REQUIRED ACTION:
Only lines containing "remoteEval" belong in the answer, each copied from the entries below.
(EXERCISE DATA begins)
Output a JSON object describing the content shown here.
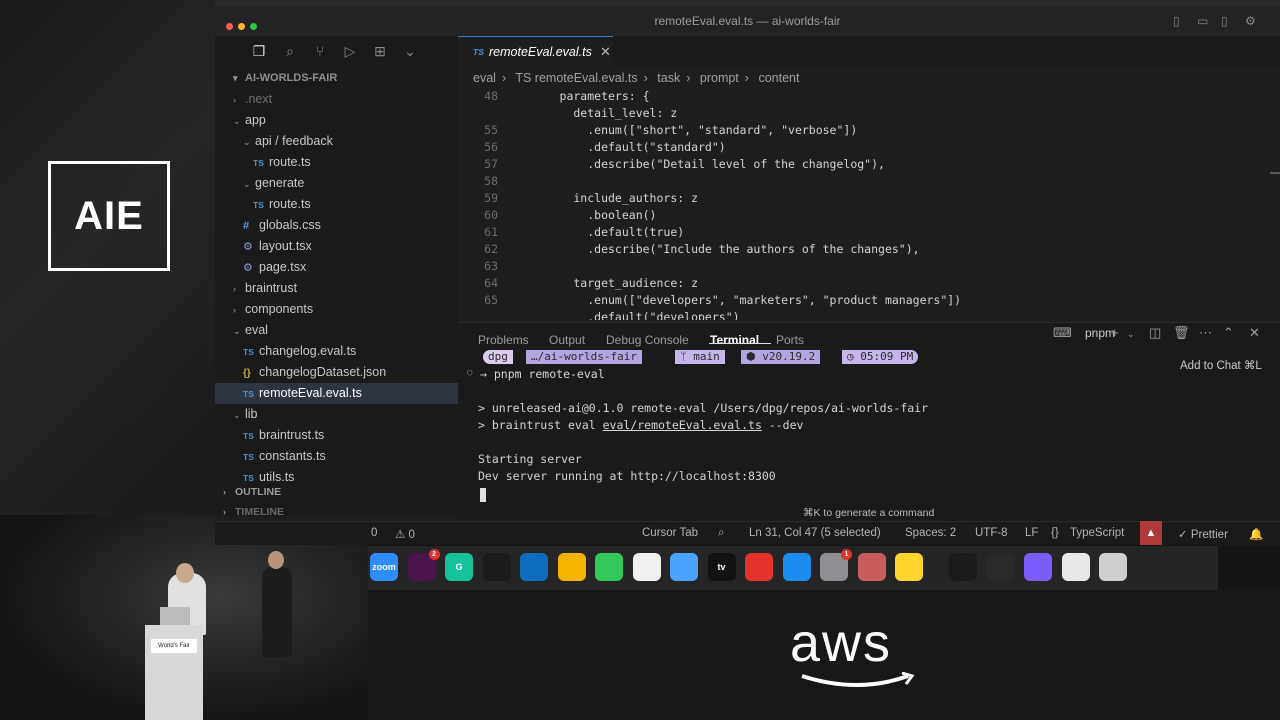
{
  "window": {
    "title": "remoteEval.eval.ts — ai-worlds-fair",
    "traffic_colors": [
      "#ff5f57",
      "#febc2e",
      "#28c840"
    ]
  },
  "branding": {
    "conference_logo": "AIE",
    "sponsor_logo": "aws",
    "podium_sign": "World's Fair"
  },
  "sidebar": {
    "header": "AI-WORLDS-FAIR",
    "tree": [
      {
        "label": ".next",
        "kind": "folder",
        "expanded": false,
        "depth": 1,
        "dim": true
      },
      {
        "label": "app",
        "kind": "folder",
        "expanded": true,
        "depth": 1
      },
      {
        "label": "api / feedback",
        "kind": "folder",
        "expanded": true,
        "depth": 2
      },
      {
        "label": "route.ts",
        "kind": "ts",
        "depth": 3
      },
      {
        "label": "generate",
        "kind": "folder",
        "expanded": true,
        "depth": 2
      },
      {
        "label": "route.ts",
        "kind": "ts",
        "depth": 3
      },
      {
        "label": "globals.css",
        "kind": "css",
        "depth": 2
      },
      {
        "label": "layout.tsx",
        "kind": "gear",
        "depth": 2
      },
      {
        "label": "page.tsx",
        "kind": "gear",
        "depth": 2
      },
      {
        "label": "braintrust",
        "kind": "folder",
        "expanded": false,
        "depth": 1
      },
      {
        "label": "components",
        "kind": "folder",
        "expanded": false,
        "depth": 1
      },
      {
        "label": "eval",
        "kind": "folder",
        "expanded": true,
        "depth": 1
      },
      {
        "label": "changelog.eval.ts",
        "kind": "ts",
        "depth": 2
      },
      {
        "label": "changelogDataset.json",
        "kind": "json",
        "depth": 2
      },
      {
        "label": "remoteEval.eval.ts",
        "kind": "ts",
        "depth": 2,
        "selected": true
      },
      {
        "label": "lib",
        "kind": "folder",
        "expanded": true,
        "depth": 1
      },
      {
        "label": "braintrust.ts",
        "kind": "ts",
        "depth": 2
      },
      {
        "label": "constants.ts",
        "kind": "ts",
        "depth": 2
      },
      {
        "label": "utils.ts",
        "kind": "ts",
        "depth": 2
      }
    ],
    "outline_label": "OUTLINE",
    "timeline_label": "TIMELINE",
    "ts_badge": "TS",
    "css_badge": "#",
    "json_badge": "{}"
  },
  "editor": {
    "tab_label": "remoteEval.eval.ts",
    "breadcrumb": [
      "eval",
      "TS remoteEval.eval.ts",
      "task",
      "prompt",
      "content"
    ],
    "lines": [
      {
        "n": "48",
        "text": "      parameters: {"
      },
      {
        "n": "",
        "text": "        detail_level: z"
      },
      {
        "n": "55",
        "text": "          .enum([\"short\", \"standard\", \"verbose\"])"
      },
      {
        "n": "56",
        "text": "          .default(\"standard\")"
      },
      {
        "n": "57",
        "text": "          .describe(\"Detail level of the changelog\"),"
      },
      {
        "n": "58",
        "text": ""
      },
      {
        "n": "59",
        "text": "        include_authors: z"
      },
      {
        "n": "60",
        "text": "          .boolean()"
      },
      {
        "n": "61",
        "text": "          .default(true)"
      },
      {
        "n": "62",
        "text": "          .describe(\"Include the authors of the changes\"),"
      },
      {
        "n": "63",
        "text": ""
      },
      {
        "n": "64",
        "text": "        target_audience: z"
      },
      {
        "n": "65",
        "text": "          .enum([\"developers\", \"marketers\", \"product managers\"])"
      },
      {
        "n": "",
        "text": "          .default(\"developers\")"
      }
    ]
  },
  "panel": {
    "tabs": [
      "Problems",
      "Output",
      "Debug Console",
      "Terminal",
      "Ports"
    ],
    "active_tab": "Terminal",
    "shell_label": "pnpm",
    "add_to_chat": "Add to Chat ⌘L",
    "prompt": {
      "user": "dpg",
      "dir": "…/ai-worlds-fair",
      "branch": "main",
      "node": "v20.19.2",
      "time": "05:09 PM"
    },
    "terminal_lines": [
      "→ pnpm remote-eval",
      "",
      "> unreleased-ai@0.1.0 remote-eval /Users/dpg/repos/ai-worlds-fair",
      "> braintrust eval eval/remoteEval.eval.ts --dev",
      "",
      "Starting server",
      "Dev server running at http://localhost:8300"
    ],
    "hint": "⌘K to generate a command"
  },
  "statusbar": {
    "problems": "0",
    "warnings": "0",
    "cursor_tab": "Cursor Tab",
    "position": "Ln 31, Col 47 (5 selected)",
    "spaces": "Spaces: 2",
    "encoding": "UTF-8",
    "eol": "LF",
    "language": "TypeScript",
    "formatter": "Prettier"
  },
  "dock": {
    "apps": [
      {
        "name": "zoom",
        "label": "zoom",
        "color": "#2d8cff"
      },
      {
        "name": "slack",
        "label": "",
        "color": "#4a154b",
        "badge": "2"
      },
      {
        "name": "grammarly",
        "label": "G",
        "color": "#15c39a"
      },
      {
        "name": "cursor",
        "label": "",
        "color": "#1b1b1b"
      },
      {
        "name": "outlook",
        "label": "",
        "color": "#0f6cbd"
      },
      {
        "name": "photos",
        "label": "",
        "color": "#f4b400"
      },
      {
        "name": "facetime",
        "label": "",
        "color": "#34c759"
      },
      {
        "name": "reminders",
        "label": "",
        "color": "#f0f0f0"
      },
      {
        "name": "freeform",
        "label": "",
        "color": "#4aa3ff"
      },
      {
        "name": "tv",
        "label": "tv",
        "color": "#111111"
      },
      {
        "name": "news",
        "label": "",
        "color": "#e5322d"
      },
      {
        "name": "appstore",
        "label": "",
        "color": "#1c8cf0"
      },
      {
        "name": "settings",
        "label": "",
        "color": "#8e8e93",
        "badge": "1"
      },
      {
        "name": "ruler",
        "label": "",
        "color": "#c65c5c"
      },
      {
        "name": "notes",
        "label": "",
        "color": "#ffd52e"
      },
      {
        "name": "cursor2",
        "label": "",
        "color": "#1b1b1b"
      },
      {
        "name": "git-tool",
        "label": "",
        "color": "#2a2a2a"
      },
      {
        "name": "perplexity",
        "label": "",
        "color": "#7c5cff"
      },
      {
        "name": "document",
        "label": "",
        "color": "#e8e8e8"
      },
      {
        "name": "trash",
        "label": "",
        "color": "#cfcfcf"
      }
    ]
  }
}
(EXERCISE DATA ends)
EXERCISE SOLUTION:
    "title": "remoteEval.eval.ts — ai-worlds-fair",
        "label": "remoteEval.eval.ts",
    "tab_label": "remoteEval.eval.ts",
      "TS remoteEval.eval.ts",
      "> braintrust eval eval/remoteEval.eval.ts --dev",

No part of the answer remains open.